§ EXERCISE AIM: Once you have read the data below, set it all down again exactly.

§ EXERCISE INPUT:

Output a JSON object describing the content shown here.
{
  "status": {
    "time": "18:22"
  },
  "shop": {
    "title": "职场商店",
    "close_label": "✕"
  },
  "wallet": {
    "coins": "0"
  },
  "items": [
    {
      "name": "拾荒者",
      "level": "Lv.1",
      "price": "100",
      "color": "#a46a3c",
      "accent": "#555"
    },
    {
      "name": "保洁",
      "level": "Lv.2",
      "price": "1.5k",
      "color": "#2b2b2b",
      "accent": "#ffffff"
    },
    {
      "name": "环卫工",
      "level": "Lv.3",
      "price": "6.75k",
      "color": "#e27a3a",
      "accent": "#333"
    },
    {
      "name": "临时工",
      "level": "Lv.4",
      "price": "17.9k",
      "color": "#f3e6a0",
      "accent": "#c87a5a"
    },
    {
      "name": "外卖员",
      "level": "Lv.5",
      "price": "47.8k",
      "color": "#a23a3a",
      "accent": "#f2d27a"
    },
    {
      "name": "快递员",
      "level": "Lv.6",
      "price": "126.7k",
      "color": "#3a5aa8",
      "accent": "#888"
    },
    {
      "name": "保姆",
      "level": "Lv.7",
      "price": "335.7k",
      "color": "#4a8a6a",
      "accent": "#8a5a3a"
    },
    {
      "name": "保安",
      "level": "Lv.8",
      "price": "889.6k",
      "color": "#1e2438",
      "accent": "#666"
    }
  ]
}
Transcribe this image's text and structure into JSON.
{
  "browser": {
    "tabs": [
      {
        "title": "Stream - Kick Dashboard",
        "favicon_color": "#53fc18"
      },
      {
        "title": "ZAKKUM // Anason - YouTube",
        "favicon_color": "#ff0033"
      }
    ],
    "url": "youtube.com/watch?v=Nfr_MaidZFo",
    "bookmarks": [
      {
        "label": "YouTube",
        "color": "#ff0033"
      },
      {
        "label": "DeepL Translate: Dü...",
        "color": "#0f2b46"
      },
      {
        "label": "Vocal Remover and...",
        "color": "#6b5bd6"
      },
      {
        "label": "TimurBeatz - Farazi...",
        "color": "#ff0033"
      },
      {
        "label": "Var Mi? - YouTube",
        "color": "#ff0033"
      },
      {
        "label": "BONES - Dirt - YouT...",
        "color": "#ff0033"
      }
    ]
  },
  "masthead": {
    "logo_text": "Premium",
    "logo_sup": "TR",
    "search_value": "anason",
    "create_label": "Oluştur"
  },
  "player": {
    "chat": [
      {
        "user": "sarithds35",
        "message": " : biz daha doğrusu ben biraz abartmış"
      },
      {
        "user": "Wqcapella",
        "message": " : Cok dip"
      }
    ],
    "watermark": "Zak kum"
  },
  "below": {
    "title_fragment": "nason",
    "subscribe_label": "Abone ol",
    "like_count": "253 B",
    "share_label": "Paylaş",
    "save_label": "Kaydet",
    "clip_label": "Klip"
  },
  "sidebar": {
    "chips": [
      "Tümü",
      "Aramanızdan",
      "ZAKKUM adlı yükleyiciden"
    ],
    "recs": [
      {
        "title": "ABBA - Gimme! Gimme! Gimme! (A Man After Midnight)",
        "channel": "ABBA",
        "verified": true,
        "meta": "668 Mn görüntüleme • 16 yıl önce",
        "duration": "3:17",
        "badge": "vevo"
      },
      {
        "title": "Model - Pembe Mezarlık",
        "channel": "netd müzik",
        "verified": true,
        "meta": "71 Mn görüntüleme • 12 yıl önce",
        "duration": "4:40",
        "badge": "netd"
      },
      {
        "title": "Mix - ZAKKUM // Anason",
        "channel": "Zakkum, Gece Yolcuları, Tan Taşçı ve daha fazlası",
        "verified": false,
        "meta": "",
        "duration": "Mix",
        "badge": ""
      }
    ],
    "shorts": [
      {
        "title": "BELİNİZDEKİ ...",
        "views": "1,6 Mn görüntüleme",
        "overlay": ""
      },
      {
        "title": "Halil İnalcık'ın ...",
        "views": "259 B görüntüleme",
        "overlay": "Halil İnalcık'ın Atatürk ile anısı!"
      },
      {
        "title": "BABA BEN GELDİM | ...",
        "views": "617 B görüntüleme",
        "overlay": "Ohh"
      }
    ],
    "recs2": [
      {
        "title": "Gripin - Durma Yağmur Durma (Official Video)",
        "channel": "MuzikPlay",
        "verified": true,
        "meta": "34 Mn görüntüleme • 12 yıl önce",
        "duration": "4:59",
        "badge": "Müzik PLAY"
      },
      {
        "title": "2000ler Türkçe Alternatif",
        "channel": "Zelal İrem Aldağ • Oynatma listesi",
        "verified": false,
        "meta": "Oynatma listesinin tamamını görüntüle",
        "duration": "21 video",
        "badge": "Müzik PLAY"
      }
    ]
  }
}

§ REPLY:
Output a JSON object describing the content shown here.
{
  "status": {
    "time": "18:22"
  },
  "shop": {
    "title": "职场商店",
    "close_label": "✕"
  },
  "wallet": {
    "coins": "0"
  },
  "items": [
    {
      "name": "拾荒者",
      "level": "Lv.1",
      "price": "100",
      "color": "#a46a3c",
      "accent": "#555"
    },
    {
      "name": "保洁",
      "level": "Lv.2",
      "price": "1.5k",
      "color": "#2b2b2b",
      "accent": "#ffffff"
    },
    {
      "name": "环卫工",
      "level": "Lv.3",
      "price": "6.75k",
      "color": "#e27a3a",
      "accent": "#333"
    },
    {
      "name": "临时工",
      "level": "Lv.4",
      "price": "17.9k",
      "color": "#f3e6a0",
      "accent": "#c87a5a"
    },
    {
      "name": "外卖员",
      "level": "Lv.5",
      "price": "47.8k",
      "color": "#a23a3a",
      "accent": "#f2d27a"
    },
    {
      "name": "快递员",
      "level": "Lv.6",
      "price": "126.7k",
      "color": "#3a5aa8",
      "accent": "#888"
    },
    {
      "name": "保姆",
      "level": "Lv.7",
      "price": "335.7k",
      "color": "#4a8a6a",
      "accent": "#8a5a3a"
    },
    {
      "name": "保安",
      "level": "Lv.8",
      "price": "889.6k",
      "color": "#1e2438",
      "accent": "#666"
    }
  ]
}
Transcribe this image's text and structure into JSON.
{
  "browser": {
    "tabs": [
      {
        "title": "Stream - Kick Dashboard",
        "favicon_color": "#53fc18"
      },
      {
        "title": "ZAKKUM // Anason - YouTube",
        "favicon_color": "#ff0033"
      }
    ],
    "url": "youtube.com/watch?v=Nfr_MaidZFo",
    "bookmarks": [
      {
        "label": "YouTube",
        "color": "#ff0033"
      },
      {
        "label": "DeepL Translate: Dü...",
        "color": "#0f2b46"
      },
      {
        "label": "Vocal Remover and...",
        "color": "#6b5bd6"
      },
      {
        "label": "TimurBeatz - Farazi...",
        "color": "#ff0033"
      },
      {
        "label": "Var Mi? - YouTube",
        "color": "#ff0033"
      },
      {
        "label": "BONES - Dirt - YouT...",
        "color": "#ff0033"
      }
    ]
  },
  "masthead": {
    "logo_text": "Premium",
    "logo_sup": "TR",
    "search_value": "anason",
    "create_label": "Oluştur"
  },
  "player": {
    "chat": [
      {
        "user": "sarithds35",
        "message": " : biz daha doğrusu ben biraz abartmış"
      },
      {
        "user": "Wqcapella",
        "message": " : Cok dip"
      }
    ],
    "watermark": "Zak kum"
  },
  "below": {
    "title_fragment": "nason",
    "subscribe_label": "Abone ol",
    "like_count": "253 B",
    "share_label": "Paylaş",
    "save_label": "Kaydet",
    "clip_label": "Klip"
  },
  "sidebar": {
    "chips": [
      "Tümü",
      "Aramanızdan",
      "ZAKKUM adlı yükleyiciden"
    ],
    "recs": [
      {
        "title": "ABBA - Gimme! Gimme! Gimme! (A Man After Midnight)",
        "channel": "ABBA",
        "verified": true,
        "meta": "668 Mn görüntüleme • 16 yıl önce",
        "duration": "3:17",
        "badge": "vevo"
      },
      {
        "title": "Model - Pembe Mezarlık",
        "channel": "netd müzik",
        "verified": true,
        "meta": "71 Mn görüntüleme • 12 yıl önce",
        "duration": "4:40",
        "badge": "netd"
      },
      {
        "title": "Mix - ZAKKUM // Anason",
        "channel": "Zakkum, Gece Yolcuları, Tan Taşçı ve daha fazlası",
        "verified": false,
        "meta": "",
        "duration": "Mix",
        "badge": ""
      }
    ],
    "shorts": [
      {
        "title": "BELİNİZDEKİ ...",
        "views": "1,6 Mn görüntüleme",
        "overlay": ""
      },
      {
        "title": "Halil İnalcık'ın ...",
        "views": "259 B görüntüleme",
        "overlay": "Halil İnalcık'ın Atatürk ile anısı!"
      },
      {
        "title": "BABA BEN GELDİM | ...",
        "views": "617 B görüntüleme",
        "overlay": "Ohh"
      }
    ],
    "recs2": [
      {
        "title": "Gripin - Durma Yağmur Durma (Official Video)",
        "channel": "MuzikPlay",
        "verified": true,
        "meta": "34 Mn görüntüleme • 12 yıl önce",
        "duration": "4:59",
        "badge": "Müzik PLAY"
      },
      {
        "title": "2000ler Türkçe Alternatif",
        "channel": "Zelal İrem Aldağ • Oynatma listesi",
        "verified": false,
        "meta": "Oynatma listesinin tamamını görüntüle",
        "duration": "21 video",
        "badge": "Müzik PLAY"
      }
    ]
  }
}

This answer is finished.